Provided data:

※ ※ ※

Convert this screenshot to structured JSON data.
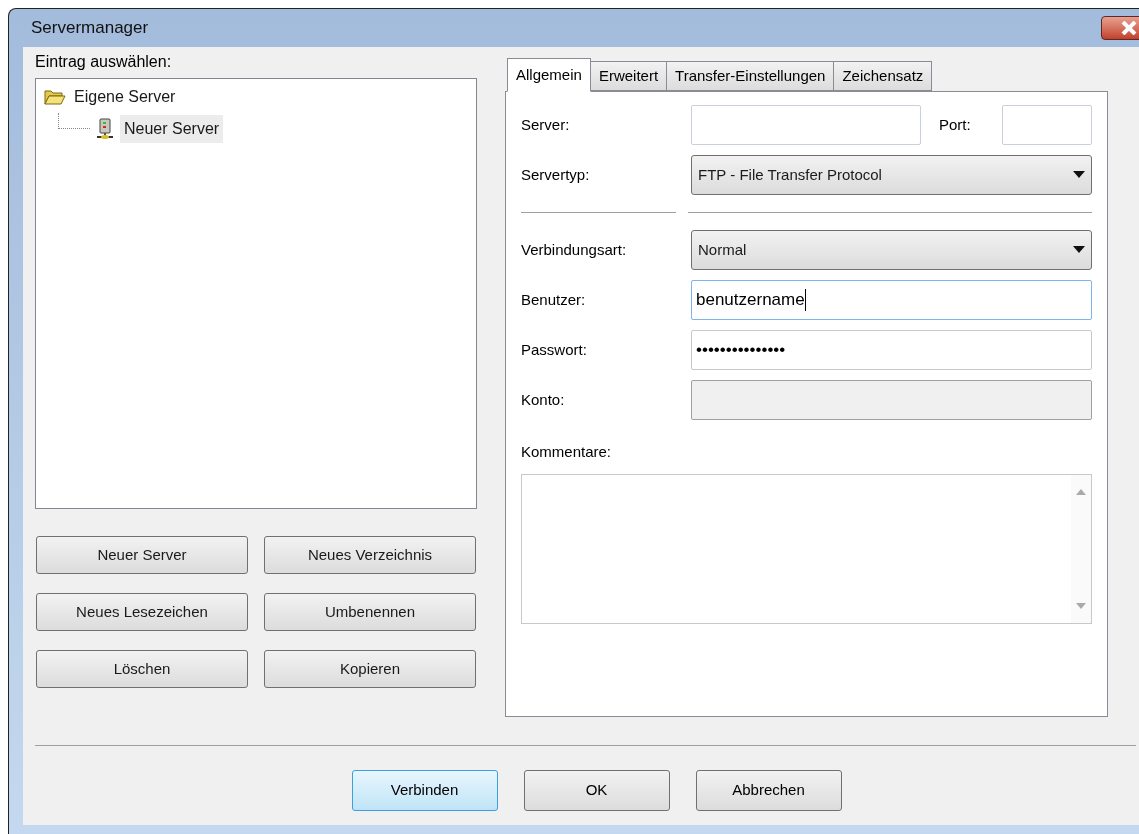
{
  "window": {
    "title": "Servermanager"
  },
  "tree_label": "Eintrag auswählen:",
  "tree": [
    {
      "label": "Eigene Server",
      "kind": "folder",
      "selected": false,
      "children": [
        {
          "label": "Neuer Server",
          "kind": "server",
          "selected": true
        }
      ]
    }
  ],
  "left_buttons": [
    "Neuer Server",
    "Neues Verzeichnis",
    "Neues Lesezeichen",
    "Umbenennen",
    "Löschen",
    "Kopieren"
  ],
  "tabs": [
    {
      "label": "Allgemein",
      "selected": true
    },
    {
      "label": "Erweitert",
      "selected": false
    },
    {
      "label": "Transfer-Einstellungen",
      "selected": false
    },
    {
      "label": "Zeichensatz",
      "selected": false
    }
  ],
  "server": {
    "label": "Server:",
    "port_label": "Port:"
  },
  "servertyp": {
    "label": "Servertyp:",
    "value": "FTP - File Transfer Protocol"
  },
  "verbindungsart": {
    "label": "Verbindungsart:",
    "value": "Normal"
  },
  "fields": [
    {
      "label": "Benutzer:",
      "value": "benutzername",
      "focused": true,
      "disabled": false
    },
    {
      "label": "Passwort:",
      "value": "•••••••••••••••",
      "focused": false,
      "disabled": false
    },
    {
      "label": "Konto:",
      "focused": false,
      "disabled": true
    }
  ],
  "kommentare": {
    "label": "Kommentare:"
  },
  "bottom_buttons": [
    {
      "label": "Verbinden",
      "default": true
    },
    {
      "label": "OK",
      "default": false
    },
    {
      "label": "Abbrechen",
      "default": false
    }
  ]
}
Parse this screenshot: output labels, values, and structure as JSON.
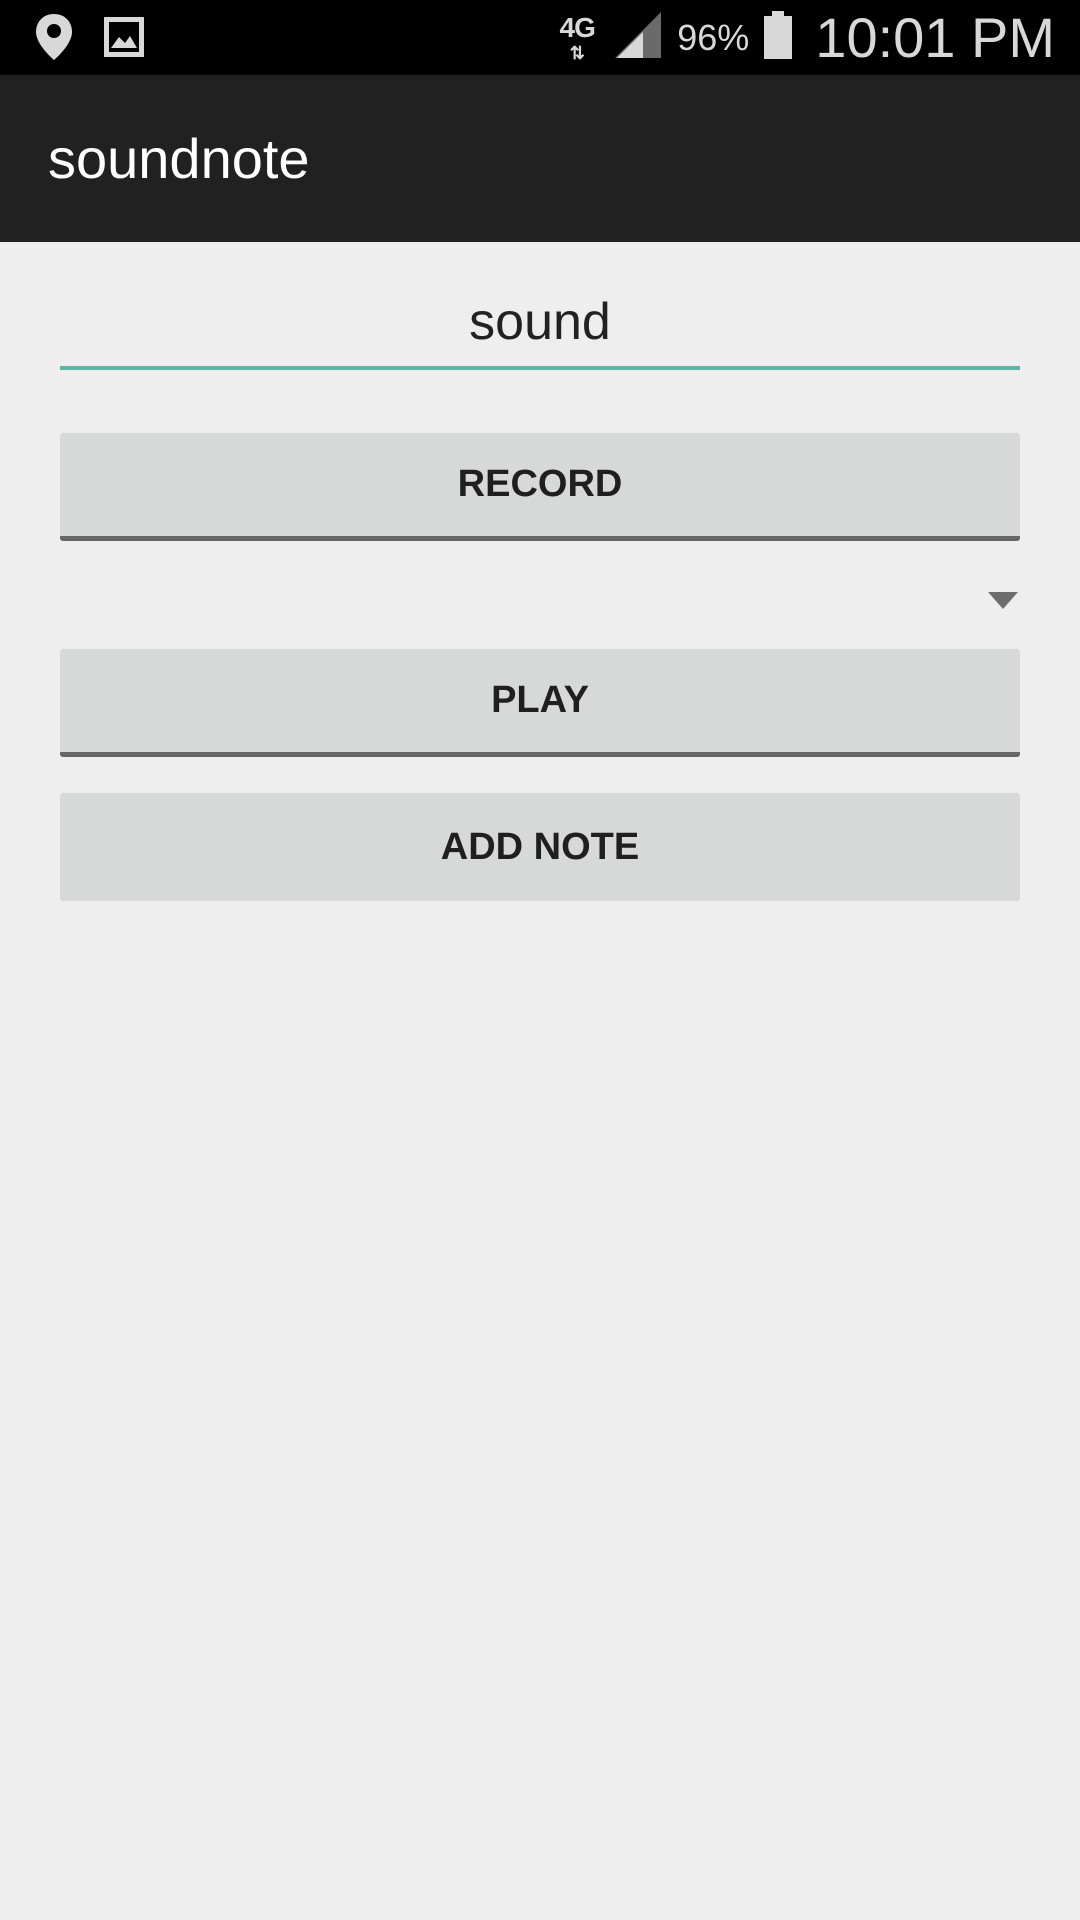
{
  "status_bar": {
    "network_type": "4G",
    "battery_percent": "96%",
    "time": "10:01 PM",
    "left_icons": [
      "location-icon",
      "image-icon"
    ],
    "right_icons": [
      "data-arrows-icon",
      "cell-signal-icon",
      "battery-icon"
    ]
  },
  "app": {
    "title": "soundnote"
  },
  "form": {
    "name_value": "sound",
    "record_label": "RECORD",
    "spinner_selected": "",
    "play_label": "PLAY",
    "add_note_label": "ADD NOTE"
  },
  "colors": {
    "status_bar_bg": "#000000",
    "action_bar_bg": "#212121",
    "page_bg": "#eeeeee",
    "button_bg": "#d7d8d8",
    "field_underline": "#5fb3a8"
  }
}
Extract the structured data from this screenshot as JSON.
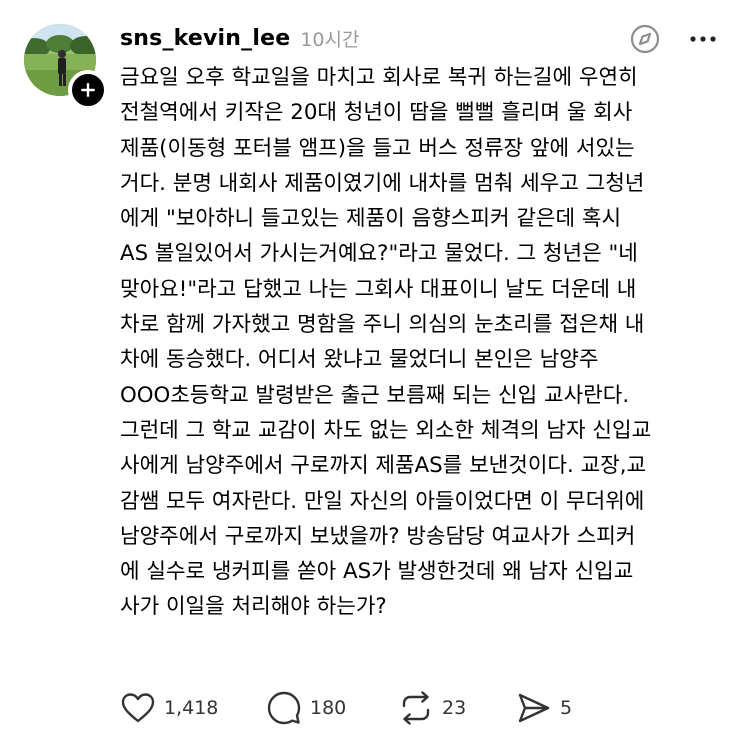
{
  "post": {
    "username": "sns_kevin_lee",
    "timestamp": "10시간",
    "body_lines": [
      "금요일 오후 학교일을 마치고 회사로 복귀 하는길에 우연히",
      "전철역에서 키작은 20대 청년이 땀을 뻘뻘 흘리며 울 회사",
      "제품(이동형 포터블 앰프)을 들고 버스 정류장 앞에 서있는",
      "거다. 분명 내회사 제품이였기에 내차를 멈춰 세우고 그청년",
      "에게 \"보아하니 들고있는 제품이 음향스피커 같은데 혹시",
      "AS 볼일있어서 가시는거예요?\"라고 물었다. 그 청년은 \"네",
      "맞아요!\"라고 답했고 나는 그회사 대표이니 날도 더운데 내",
      "차로 함께 가자했고 명함을 주니 의심의 눈초리를 접은채 내",
      "차에 동승했다. 어디서 왔냐고 물었더니 본인은 남양주",
      "OOO초등학교 발령받은 출근 보름째 되는 신입 교사란다.",
      "그런데 그 학교 교감이 차도 없는 외소한 체격의 남자 신입교",
      "사에게 남양주에서 구로까지 제품AS를 보낸것이다. 교장,교",
      "감쌤 모두 여자란다. 만일 자신의 아들이었다면 이 무더위에",
      "남양주에서 구로까지 보냈을까? 방송담당 여교사가 스피커",
      "에 실수로 냉커피를 쏟아 AS가 발생한것데 왜 남자 신입교",
      "사가 이일을 처리해야 하는가?"
    ],
    "actions": {
      "likes": "1,418",
      "replies": "180",
      "reposts": "23",
      "shares": "5"
    }
  },
  "icons": {
    "follow": "plus-icon",
    "translate": "compass-icon",
    "menu": "more-horizontal-icon",
    "like": "heart-icon",
    "reply": "comment-bubble-icon",
    "repost": "repost-arrows-icon",
    "share": "send-paper-plane-icon"
  },
  "colors": {
    "text": "#000000",
    "muted": "#9a9a9a",
    "icon": "#333333",
    "badge": "#000000"
  }
}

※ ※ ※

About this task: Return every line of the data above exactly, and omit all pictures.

Task solution:
Convert this screenshot to structured JSON data.
{
  "window": {
    "title": "Servermanager"
  },
  "tree_label": "Eintrag auswählen:",
  "tree": [
    {
      "label": "Eigene Server",
      "kind": "folder",
      "selected": false,
      "children": [
        {
          "label": "Neuer Server",
          "kind": "server",
          "selected": true
        }
      ]
    }
  ],
  "left_buttons": [
    "Neuer Server",
    "Neues Verzeichnis",
    "Neues Lesezeichen",
    "Umbenennen",
    "Löschen",
    "Kopieren"
  ],
  "tabs": [
    {
      "label": "Allgemein",
      "selected": true
    },
    {
      "label": "Erweitert",
      "selected": false
    },
    {
      "label": "Transfer-Einstellungen",
      "selected": false
    },
    {
      "label": "Zeichensatz",
      "selected": false
    }
  ],
  "server": {
    "label": "Server:",
    "port_label": "Port:"
  },
  "servertyp": {
    "label": "Servertyp:",
    "value": "FTP - File Transfer Protocol"
  },
  "verbindungsart": {
    "label": "Verbindungsart:",
    "value": "Normal"
  },
  "fields": [
    {
      "label": "Benutzer:",
      "value": "benutzername",
      "focused": true,
      "disabled": false
    },
    {
      "label": "Passwort:",
      "value": "•••••••••••••••",
      "focused": false,
      "disabled": false
    },
    {
      "label": "Konto:",
      "focused": false,
      "disabled": true
    }
  ],
  "kommentare": {
    "label": "Kommentare:"
  },
  "bottom_buttons": [
    {
      "label": "Verbinden",
      "default": true
    },
    {
      "label": "OK",
      "default": false
    },
    {
      "label": "Abbrechen",
      "default": false
    }
  ]
}
Parse this screenshot: output labels, values, and structure as JSON.
{
  "status_bar": {
    "network_type": "4G",
    "battery_percent": "96%",
    "time": "10:01 PM",
    "left_icons": [
      "location-icon",
      "image-icon"
    ],
    "right_icons": [
      "data-arrows-icon",
      "cell-signal-icon",
      "battery-icon"
    ]
  },
  "app": {
    "title": "soundnote"
  },
  "form": {
    "name_value": "sound",
    "record_label": "RECORD",
    "spinner_selected": "",
    "play_label": "PLAY",
    "add_note_label": "ADD NOTE"
  },
  "colors": {
    "status_bar_bg": "#000000",
    "action_bar_bg": "#212121",
    "page_bg": "#eeeeee",
    "button_bg": "#d7d8d8",
    "field_underline": "#5fb3a8"
  }
}
Extract the structured data from this screenshot as JSON.
{
  "post": {
    "username": "sns_kevin_lee",
    "timestamp": "10시간",
    "body_lines": [
      "금요일 오후 학교일을 마치고 회사로 복귀 하는길에 우연히",
      "전철역에서 키작은 20대 청년이 땀을 뻘뻘 흘리며 울 회사",
      "제품(이동형 포터블 앰프)을 들고 버스 정류장 앞에 서있는",
      "거다. 분명 내회사 제품이였기에 내차를 멈춰 세우고 그청년",
      "에게 \"보아하니 들고있는 제품이 음향스피커 같은데 혹시",
      "AS 볼일있어서 가시는거예요?\"라고 물었다. 그 청년은 \"네",
      "맞아요!\"라고 답했고 나는 그회사 대표이니 날도 더운데 내",
      "차로 함께 가자했고 명함을 주니 의심의 눈초리를 접은채 내",
      "차에 동승했다. 어디서 왔냐고 물었더니 본인은 남양주",
      "OOO초등학교 발령받은 출근 보름째 되는 신입 교사란다.",
      "그런데 그 학교 교감이 차도 없는 외소한 체격의 남자 신입교",
      "사에게 남양주에서 구로까지 제품AS를 보낸것이다. 교장,교",
      "감쌤 모두 여자란다. 만일 자신의 아들이었다면 이 무더위에",
      "남양주에서 구로까지 보냈을까? 방송담당 여교사가 스피커",
      "에 실수로 냉커피를 쏟아 AS가 발생한것데 왜 남자 신입교",
      "사가 이일을 처리해야 하는가?"
    ],
    "actions": {
      "likes": "1,418",
      "replies": "180",
      "reposts": "23",
      "shares": "5"
    }
  },
  "icons": {
    "follow": "plus-icon",
    "translate": "compass-icon",
    "menu": "more-horizontal-icon",
    "like": "heart-icon",
    "reply": "comment-bubble-icon",
    "repost": "repost-arrows-icon",
    "share": "send-paper-plane-icon"
  },
  "colors": {
    "text": "#000000",
    "muted": "#9a9a9a",
    "icon": "#333333",
    "badge": "#000000"
  }
}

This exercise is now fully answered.